--- Raw data Enclosed Below ---

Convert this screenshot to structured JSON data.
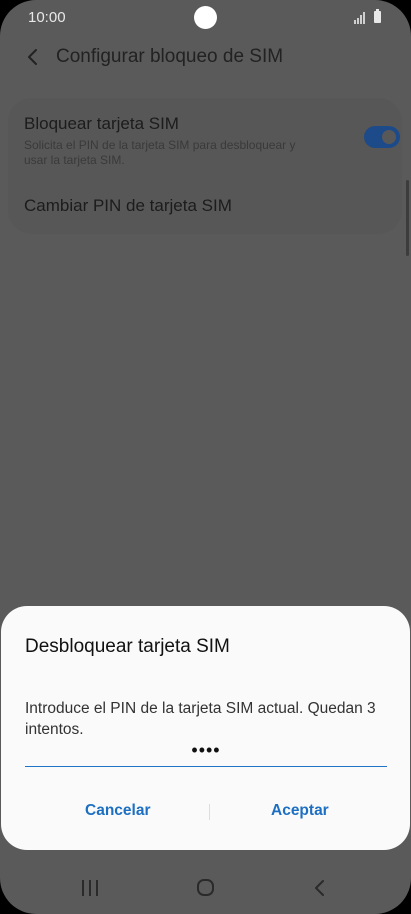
{
  "status_bar": {
    "time": "10:00"
  },
  "app_bar": {
    "title": "Configurar bloqueo de SIM",
    "back_icon": "chevron-left-icon"
  },
  "settings": {
    "lock_sim": {
      "title": "Bloquear tarjeta SIM",
      "subtitle": "Solicita el PIN de la tarjeta SIM para desbloquear y usar la tarjeta SIM.",
      "enabled": true
    },
    "change_pin": {
      "title": "Cambiar PIN de tarjeta SIM"
    }
  },
  "dialog": {
    "title": "Desbloquear tarjeta SIM",
    "message": "Introduce el PIN de la tarjeta SIM actual. Quedan 3 intentos.",
    "pin_value": "••••",
    "cancel_label": "Cancelar",
    "accept_label": "Aceptar"
  },
  "colors": {
    "accent": "#1d6fc2",
    "dialog_bg": "#fafafa",
    "dim_bg": "#5a5a5a"
  },
  "nav_bar": {
    "icons": [
      "recent-apps-icon",
      "home-icon",
      "back-icon"
    ]
  }
}
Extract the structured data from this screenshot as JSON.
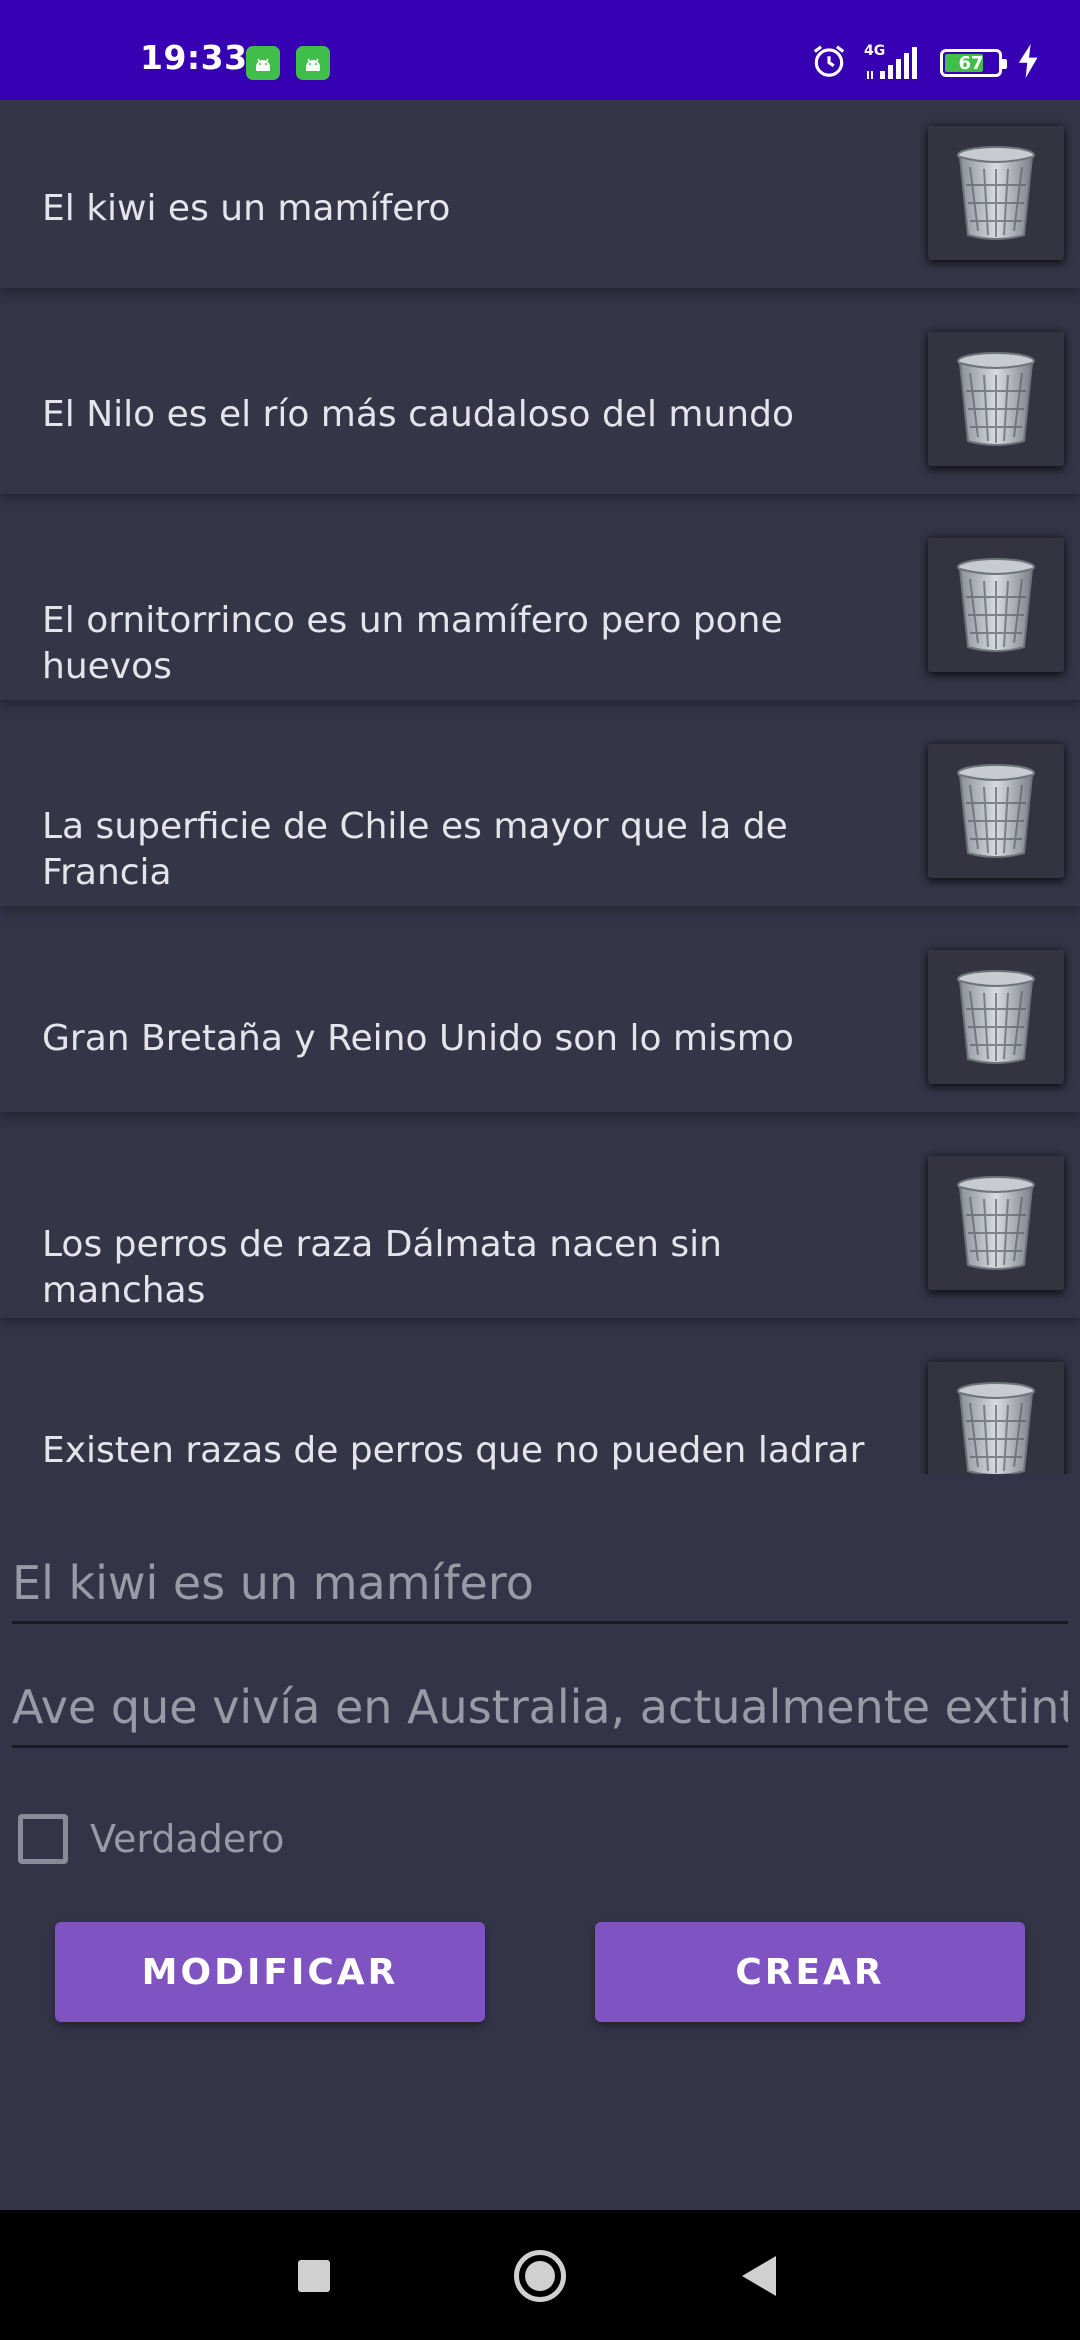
{
  "status_bar": {
    "time": "19:33",
    "notifications": [
      "android-icon",
      "android-icon"
    ],
    "network_label": "4G",
    "battery": "67",
    "icons": [
      "alarm-icon",
      "signal-icon",
      "battery-icon",
      "charging-icon"
    ]
  },
  "questions": [
    {
      "text": "El kiwi es un mamífero",
      "icon": "trash-icon"
    },
    {
      "text": "El Nilo es el río más caudaloso del mundo",
      "icon": "trash-icon"
    },
    {
      "text": "El ornitorrinco es un mamífero pero pone huevos",
      "icon": "trash-icon"
    },
    {
      "text": "La superficie de Chile es mayor que la de Francia",
      "icon": "trash-icon"
    },
    {
      "text": "Gran Bretaña y Reino Unido son lo mismo",
      "icon": "trash-icon"
    },
    {
      "text": "Los perros de raza Dálmata nacen sin manchas",
      "icon": "trash-icon"
    },
    {
      "text": "Existen razas de perros que no pueden ladrar",
      "icon": "trash-icon"
    }
  ],
  "form": {
    "question_value": "El kiwi es un mamífero",
    "explanation_value": "Ave que vivía en Australia, actualmente extinto",
    "checkbox_label": "Verdadero",
    "checkbox_checked": false,
    "modify_button": "MODIFICAR",
    "create_button": "CREAR"
  },
  "colors": {
    "status_bar": "#3700b3",
    "background": "#333447",
    "button": "#7f54c2",
    "battery_fill": "#3fbe4a"
  }
}
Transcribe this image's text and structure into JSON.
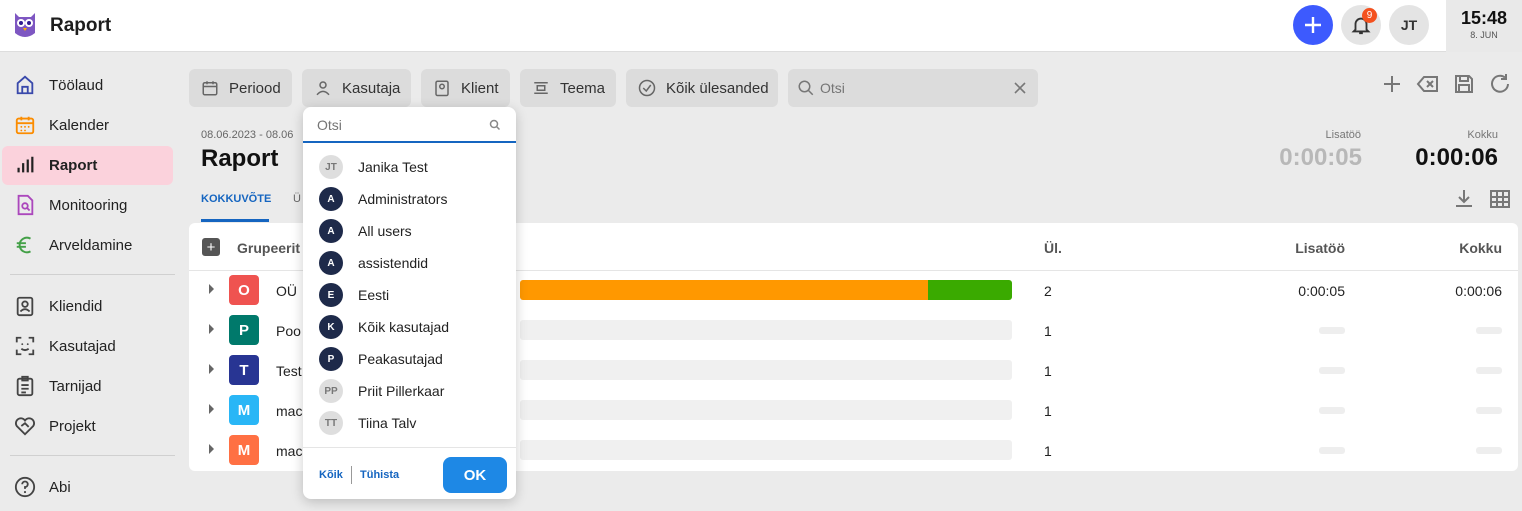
{
  "app": {
    "title": "Raport"
  },
  "topbar": {
    "notifications_count": "9",
    "user_initials": "JT",
    "time": "15:48",
    "date": "8. JUN",
    "accent_color": "#3d5afe"
  },
  "sidebar": {
    "items": [
      {
        "label": "Töölaud",
        "icon": "home-icon"
      },
      {
        "label": "Kalender",
        "icon": "calendar-icon"
      },
      {
        "label": "Raport",
        "icon": "bar-chart-icon",
        "active": true
      },
      {
        "label": "Monitooring",
        "icon": "monitor-doc-icon"
      },
      {
        "label": "Arveldamine",
        "icon": "euro-icon"
      },
      {
        "label": "Kliendid",
        "icon": "contact-card-icon"
      },
      {
        "label": "Kasutajad",
        "icon": "face-scan-icon"
      },
      {
        "label": "Tarnijad",
        "icon": "clipboard-icon"
      },
      {
        "label": "Projekt",
        "icon": "handshake-icon"
      },
      {
        "label": "Abi",
        "icon": "help-icon"
      }
    ]
  },
  "filters": {
    "periood": "Periood",
    "kasutaja": "Kasutaja",
    "klient": "Klient",
    "teema": "Teema",
    "ulesanded": "Kõik ülesanded",
    "search_placeholder": "Otsi"
  },
  "report": {
    "date_range": "08.06.2023 - 08.06",
    "title": "Raport",
    "lisatoo_label": "Lisatöö",
    "lisatoo_value": "0:00:05",
    "kokku_label": "Kokku",
    "kokku_value": "0:00:06",
    "tab_active": "KOKKUVÕTE",
    "tab_other": "Ü"
  },
  "table": {
    "group_label": "Grupeerit",
    "col_ul": "Ül.",
    "col_lisatoo": "Lisatöö",
    "col_kokku": "Kokku",
    "rows": [
      {
        "letter": "O",
        "color": "#ef5350",
        "name": "OÜ",
        "count": "2",
        "lisatoo": "0:00:05",
        "kokku": "0:00:06",
        "bar": [
          {
            "value": 0.83,
            "color": "#ff9800"
          },
          {
            "value": 0.17,
            "color": "#3aaa00"
          }
        ]
      },
      {
        "letter": "P",
        "color": "#00796b",
        "name": "Poo",
        "count": "1",
        "lisatoo": "",
        "kokku": "",
        "bar": []
      },
      {
        "letter": "T",
        "color": "#283593",
        "name": "Test",
        "count": "1",
        "lisatoo": "",
        "kokku": "",
        "bar": []
      },
      {
        "letter": "M",
        "color": "#29b6f6",
        "name": "mac",
        "count": "1",
        "lisatoo": "",
        "kokku": "",
        "bar": []
      },
      {
        "letter": "M",
        "color": "#ff7043",
        "name": "mac",
        "count": "1",
        "lisatoo": "",
        "kokku": "",
        "bar": []
      }
    ]
  },
  "dropdown": {
    "search_placeholder": "Otsi",
    "items": [
      {
        "initials": "JT",
        "label": "Janika Test",
        "kind": "user"
      },
      {
        "initials": "A",
        "label": "Administrators",
        "kind": "group"
      },
      {
        "initials": "A",
        "label": "All users",
        "kind": "group"
      },
      {
        "initials": "A",
        "label": "assistendid",
        "kind": "group"
      },
      {
        "initials": "E",
        "label": "Eesti",
        "kind": "group"
      },
      {
        "initials": "K",
        "label": "Kõik kasutajad",
        "kind": "group"
      },
      {
        "initials": "P",
        "label": "Peakasutajad",
        "kind": "group"
      },
      {
        "initials": "PP",
        "label": "Priit Pillerkaar",
        "kind": "user"
      },
      {
        "initials": "TT",
        "label": "Tiina Talv",
        "kind": "user"
      }
    ],
    "all_label": "Kõik",
    "clear_label": "Tühista",
    "ok_label": "OK"
  }
}
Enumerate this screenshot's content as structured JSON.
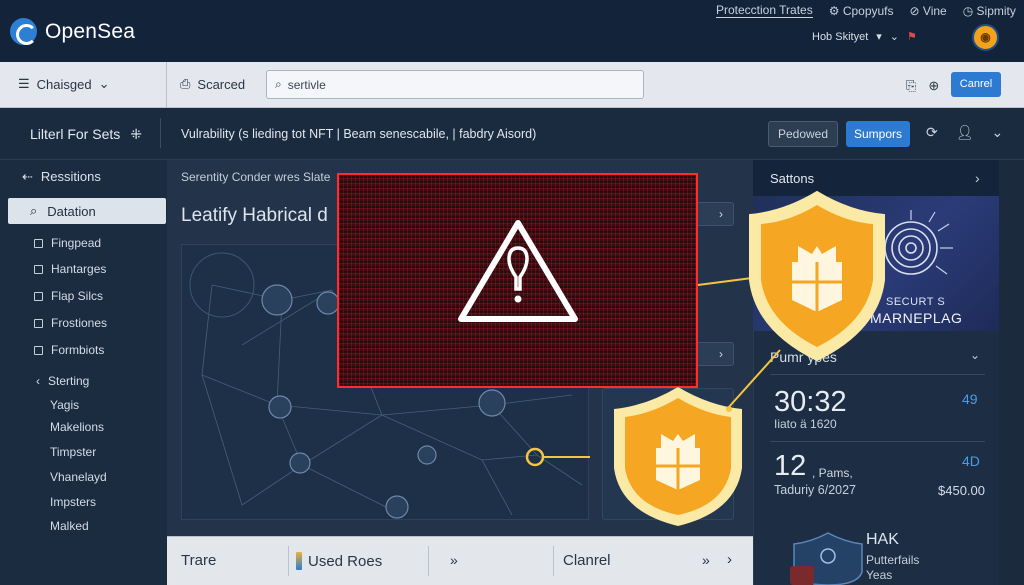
{
  "app": {
    "name": "OpenSea"
  },
  "topnav": {
    "items": [
      "Protecction Trates",
      "Cpopyufs",
      "Vine",
      "Sipmity"
    ]
  },
  "topright": {
    "label": "Hob Skityet"
  },
  "toolbar": {
    "changed_label": "Chaisged",
    "scarced_label": "Scarced",
    "search_value": "sertivle",
    "cancel_label": "Canrel"
  },
  "subheader": {
    "title": "Lilterl For Sets",
    "description": "Vulrability (s lieding tot NFT | Beam senescabile, | fabdry Aisord)",
    "pedowed_label": "Pedowed",
    "sumpors_label": "Sumpors"
  },
  "sidebar": {
    "back_label": "Ressitions",
    "active_label": "Datation",
    "items": [
      "Fingpead",
      "Hantarges",
      "Flap Silcs",
      "Frostiones",
      "Formbiots"
    ],
    "section_label": "Sterting",
    "sub_items": [
      "Yagis",
      "Makelions",
      "Timpster",
      "Vhanelayd",
      "Impsters",
      "Malked"
    ]
  },
  "main": {
    "hint": "Serentity Conder wres Slate",
    "title": "Leatify Habrical d"
  },
  "right_panel": {
    "header": "Sattons",
    "banner_line1": "SECURT S",
    "banner_line2": "MARNEPLAG",
    "section": "Pumr  ypes",
    "metric1": {
      "value": "30:32",
      "sub": "Iiato ä 1620",
      "stat": "49"
    },
    "metric2": {
      "value": "12",
      "tail": ", Pams,",
      "sub": "Taduriy 6/2027",
      "stat": "4D",
      "amount": "$450.00"
    },
    "hak": {
      "title": "HAK",
      "line1": "Putterfails",
      "line2": "Yeas"
    }
  },
  "bottombar": {
    "trare_label": "Trare",
    "used_label": "Used Roes",
    "clanrel_label": "Clanrel"
  },
  "colors": {
    "accent": "#2d7bd1",
    "alert": "#ff2d2d",
    "shield": "#f5a623",
    "link": "#4d9be8"
  },
  "icons": [
    "opensea-logo-icon",
    "warning-icon",
    "shield-icon",
    "search-icon",
    "menu-icon",
    "user-icon"
  ]
}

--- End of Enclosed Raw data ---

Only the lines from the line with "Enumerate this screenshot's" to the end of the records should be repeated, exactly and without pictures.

* _Response to this task_:
Enumerate this screenshot's content as structured JSON.
{
  "app": {
    "name": "OpenSea"
  },
  "topnav": {
    "items": [
      "Protecction Trates",
      "Cpopyufs",
      "Vine",
      "Sipmity"
    ]
  },
  "topright": {
    "label": "Hob Skityet"
  },
  "toolbar": {
    "changed_label": "Chaisged",
    "scarced_label": "Scarced",
    "search_value": "sertivle",
    "cancel_label": "Canrel"
  },
  "subheader": {
    "title": "Lilterl For Sets",
    "description": "Vulrability (s lieding tot NFT | Beam senescabile, | fabdry Aisord)",
    "pedowed_label": "Pedowed",
    "sumpors_label": "Sumpors"
  },
  "sidebar": {
    "back_label": "Ressitions",
    "active_label": "Datation",
    "items": [
      "Fingpead",
      "Hantarges",
      "Flap Silcs",
      "Frostiones",
      "Formbiots"
    ],
    "section_label": "Sterting",
    "sub_items": [
      "Yagis",
      "Makelions",
      "Timpster",
      "Vhanelayd",
      "Impsters",
      "Malked"
    ]
  },
  "main": {
    "hint": "Serentity Conder wres Slate",
    "title": "Leatify Habrical d"
  },
  "right_panel": {
    "header": "Sattons",
    "banner_line1": "SECURT S",
    "banner_line2": "MARNEPLAG",
    "section": "Pumr  ypes",
    "metric1": {
      "value": "30:32",
      "sub": "Iiato ä 1620",
      "stat": "49"
    },
    "metric2": {
      "value": "12",
      "tail": ", Pams,",
      "sub": "Taduriy 6/2027",
      "stat": "4D",
      "amount": "$450.00"
    },
    "hak": {
      "title": "HAK",
      "line1": "Putterfails",
      "line2": "Yeas"
    }
  },
  "bottombar": {
    "trare_label": "Trare",
    "used_label": "Used Roes",
    "clanrel_label": "Clanrel"
  },
  "colors": {
    "accent": "#2d7bd1",
    "alert": "#ff2d2d",
    "shield": "#f5a623",
    "link": "#4d9be8"
  },
  "icons": [
    "opensea-logo-icon",
    "warning-icon",
    "shield-icon",
    "search-icon",
    "menu-icon",
    "user-icon"
  ]
}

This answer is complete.